A SCOTS university researcher has received an award for her work in the fight against long Covid.
Researcher Dr Merete Long from the University of Dundee has been named as one of the best young scientists in her field for her work that gives clues as to why some people develop long Covid.
Merete received the British Association of Lung Research (BALR) Early Career Investigator Award at the British Thoracic Society (BTS) Winter Meeting.
Merete, a postdoctoral researcher based at the University’s School of Medicine, was named the winner of the prize after delivering a presentation on her research into neutrophils.
These are white blood cells that act as the immune system’s first line of defense, and her research explains the role they play in Covid-19 infection.
PREDICT-COVID19, the study led by Merete, looked at cellular changes occurring within neutrophils in patients with Covid-19.
Results showed that changes within neutrophils were linked to delayed recovery and highlighted neutrophils as potential therapeutic targets in long Covid.
“It’s a real honour to win this award,” said Merete.
“I was really proud to present this work and can’t really believe that I was selected for one of the prizes. It’s a huge credit to the whole team in Dundee.
“Neutrophils are typically associated with bacterial infections – they target and destroy bacteria, protecting your body from further harm and infection.
“However, we knew that neutrophils were quite diverse and we did everything that we possibly could to characterise what they might be doing in Covid-19 to explore if they were helping or harming.
“Quite early on we found that they were doing something, changing, in Covid-19, and tended to be associated with more severe disease. We found that these cells have an ongoing role in non-recovered patients.
“This work can help us understand why patients might be suffering from long Covid. We hope that it will give us further ideas about what might be going wrong in those patients and how we can treat them.”

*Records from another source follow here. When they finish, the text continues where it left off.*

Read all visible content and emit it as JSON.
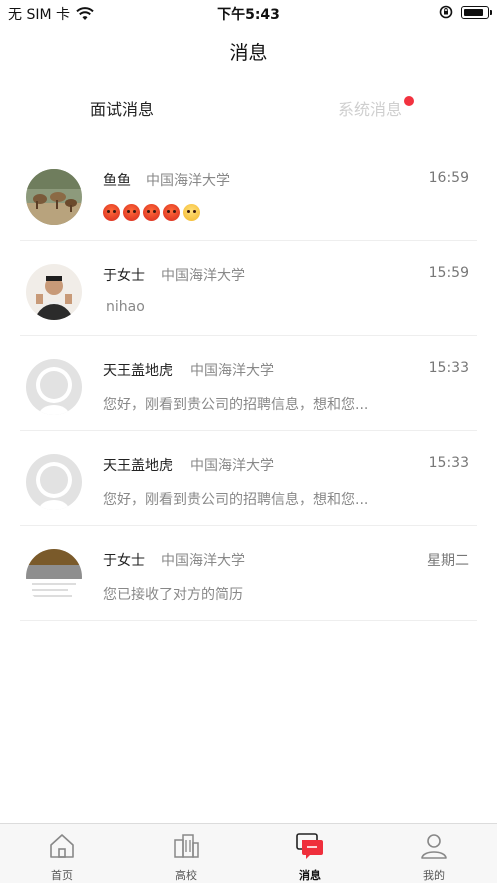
{
  "status": {
    "carrier": "无 SIM 卡",
    "time": "下午5:43"
  },
  "title": "消息",
  "tabs": [
    {
      "label": "面试消息"
    },
    {
      "label": "系统消息"
    }
  ],
  "messages": [
    {
      "name": "鱼鱼",
      "school": "中国海洋大学",
      "time": "16:59",
      "preview": "",
      "emojis": [
        "angry",
        "angry",
        "angry",
        "angry",
        "cry"
      ]
    },
    {
      "name": "于女士",
      "school": "中国海洋大学",
      "time": "15:59",
      "preview": "nihao"
    },
    {
      "name": "天王盖地虎",
      "school": "中国海洋大学",
      "time": "15:33",
      "preview": "您好，刚看到贵公司的招聘信息，想和您..."
    },
    {
      "name": "天王盖地虎",
      "school": "中国海洋大学",
      "time": "15:33",
      "preview": "您好，刚看到贵公司的招聘信息，想和您..."
    },
    {
      "name": "于女士",
      "school": "中国海洋大学",
      "time": "星期二",
      "preview": "您已接收了对方的简历"
    }
  ],
  "tabbar": [
    {
      "label": "首页",
      "icon": "home-icon"
    },
    {
      "label": "高校",
      "icon": "building-icon"
    },
    {
      "label": "消息",
      "icon": "message-icon"
    },
    {
      "label": "我的",
      "icon": "profile-icon"
    }
  ],
  "colors": {
    "accent": "#f2323f",
    "inactive_tab": "#cfcfcf"
  }
}
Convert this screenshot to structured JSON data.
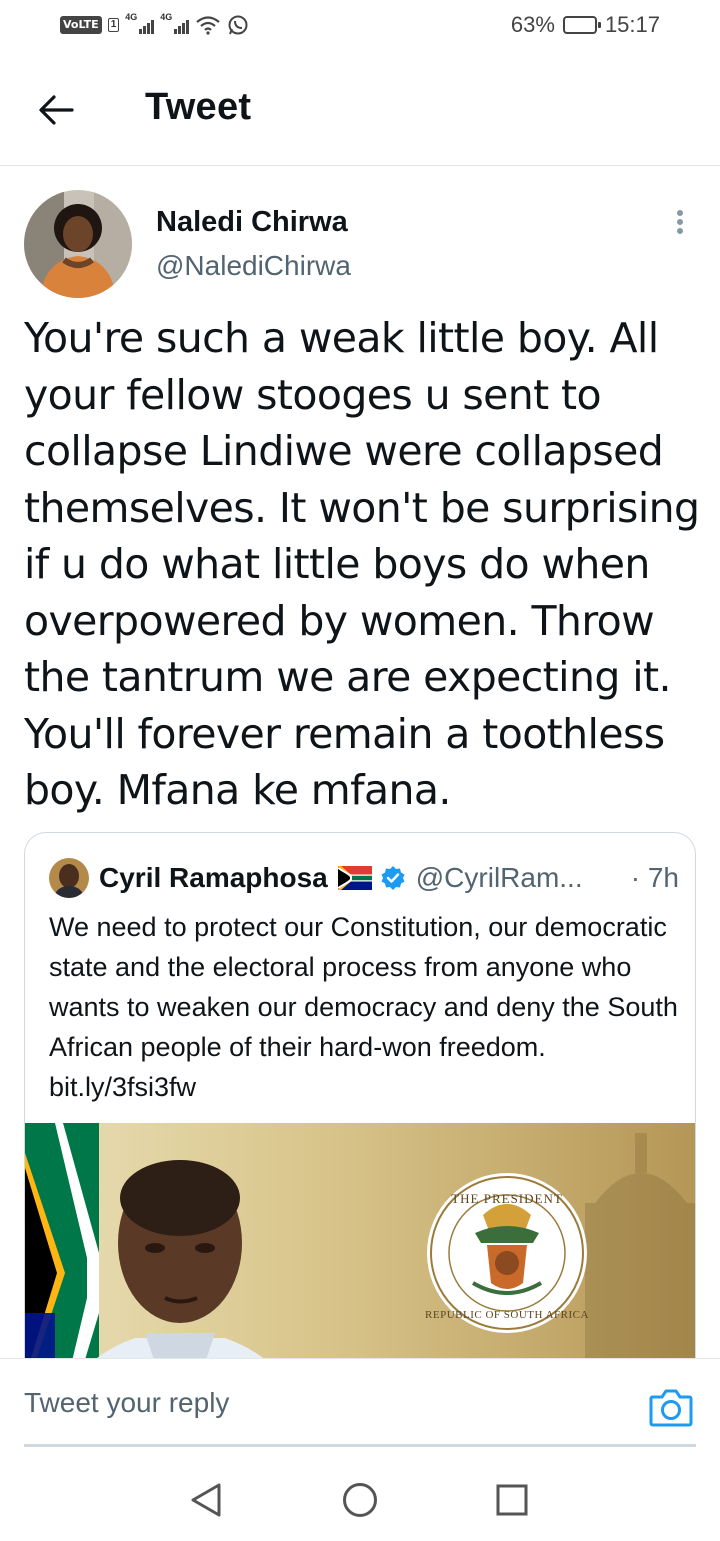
{
  "status_bar": {
    "volte": "VoLTE",
    "sim": "1",
    "network_1": "4G",
    "network_2": "4G",
    "battery_percent": "63%",
    "battery_level": 0.63,
    "time": "15:17"
  },
  "header": {
    "back_icon": "arrow-left-icon",
    "title": "Tweet"
  },
  "tweet": {
    "author_name": "Naledi Chirwa",
    "author_handle": "@NalediChirwa",
    "text": "You're such a weak little boy. All your fellow stooges u sent to collapse Lindiwe were collapsed themselves. It won't be surprising if u do what little boys do when overpowered by women. Throw the tantrum we are expecting it. You'll forever remain a toothless boy. Mfana ke mfana."
  },
  "quote": {
    "author_name": "Cyril Ramaphosa",
    "flag_icon": "south-africa-flag-icon",
    "verified_icon": "verified-badge-icon",
    "author_handle": "@CyrilRam...",
    "time": "· 7h",
    "text": "We need to protect our Constitution, our democratic state and the electoral process from anyone who wants to weaken our democracy and deny the South African people of their hard-won freedom. bit.ly/3fsi3fw",
    "seal_top": "THE PRESIDENT",
    "seal_bottom": "REPUBLIC OF SOUTH AFRICA"
  },
  "reply": {
    "placeholder": "Tweet your reply",
    "camera_icon": "camera-icon"
  },
  "nav": {
    "back_icon": "nav-back-icon",
    "home_icon": "nav-home-icon",
    "recents_icon": "nav-recents-icon"
  },
  "colors": {
    "text_primary": "#0f1419",
    "text_secondary": "#536471",
    "accent": "#1d9bf0",
    "border": "#cfd9de"
  }
}
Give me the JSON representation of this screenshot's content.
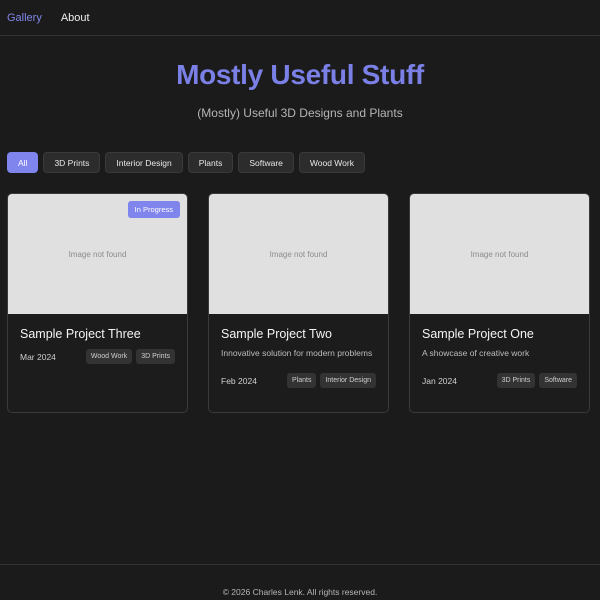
{
  "nav": {
    "items": [
      {
        "label": "Gallery",
        "active": true
      },
      {
        "label": "About",
        "active": false
      }
    ]
  },
  "hero": {
    "title": "Mostly Useful Stuff",
    "subtitle": "(Mostly) Useful 3D Designs and Plants"
  },
  "filters": [
    "All",
    "3D Prints",
    "Interior Design",
    "Plants",
    "Software",
    "Wood Work"
  ],
  "active_filter": "All",
  "cards": [
    {
      "image_text": "Image not found",
      "badge": "In Progress",
      "title": "Sample Project Three",
      "description": "",
      "date": "Mar 2024",
      "tags": [
        "Wood Work",
        "3D Prints"
      ]
    },
    {
      "image_text": "Image not found",
      "badge": "",
      "title": "Sample Project Two",
      "description": "Innovative solution for modern problems",
      "date": "Feb 2024",
      "tags": [
        "Plants",
        "Interior Design"
      ]
    },
    {
      "image_text": "Image not found",
      "badge": "",
      "title": "Sample Project One",
      "description": "A showcase of creative work",
      "date": "Jan 2024",
      "tags": [
        "3D Prints",
        "Software"
      ]
    }
  ],
  "footer": {
    "text": "© 2026 Charles Lenk. All rights reserved."
  },
  "colors": {
    "accent": "#7f85ec",
    "background": "#1b1b1b",
    "card_border": "#3a3a3a"
  }
}
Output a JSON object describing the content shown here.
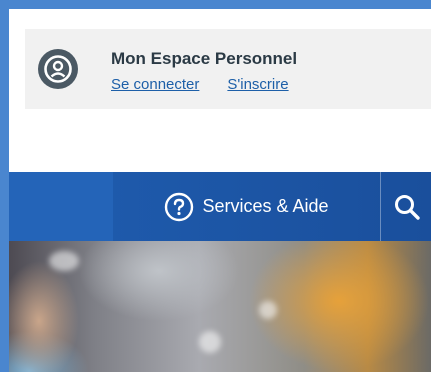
{
  "account": {
    "title": "Mon Espace Personnel",
    "login_label": "Se connecter",
    "register_label": "S'inscrire",
    "avatar_icon": "user-circle-icon"
  },
  "nav": {
    "services_label": "Services & Aide",
    "help_icon": "question-circle-icon",
    "search_icon": "search-icon"
  },
  "colors": {
    "frame": "#4a86cf",
    "nav_bar": "#1f5db0",
    "link": "#1d5fa8",
    "account_box": "#f1f1f1"
  }
}
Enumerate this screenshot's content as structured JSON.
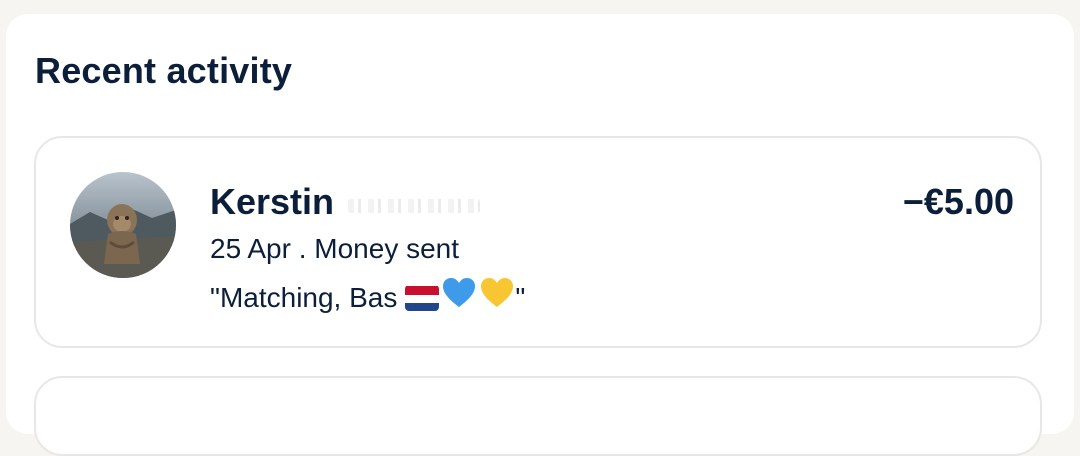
{
  "section": {
    "title": "Recent activity"
  },
  "activity": [
    {
      "name": "Kerstin",
      "amount": "−€5.00",
      "meta": "25 Apr . Money sent",
      "note_prefix": "\"Matching, Bas ",
      "note_suffix": "\"",
      "note_emojis": [
        "netherlands-flag",
        "blue-heart",
        "yellow-heart"
      ]
    }
  ],
  "colors": {
    "text": "#0b1f3a",
    "card_border": "#e7e7e6",
    "page_bg": "#f6f5f2"
  }
}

Merete joined the University in 2019 and works in the laboratory of Professor James Chalmers, one of the UK’s foremost lung experts.
She was originally going to be carrying out research into bronchiectasis but the need to better understand Covid-19 took priority.
“Covid-19 really changed things for scientific research,” Merete continued.
“Viral infections hadn’t received that scale of research attention before and there hasn’t really been a significant advance in how we treat people that come into hospital with severe respiratory infections for a long time.
“Being able to study a viral infection in such a comprehensive way is incredibly beneficial.
“We can apply these ideas to other kinds of viral infections that were known before Covid was even heard of.”
The BALR Early Career Investigator Award is awarded in recognition of the very best basic, translational, or clinical research performed in the UK respiratory community by an early career researcher.
The prize is awarded based on the quality and content of the research, as well as the standard of the oral presentation given at the BTS Winter Meeting.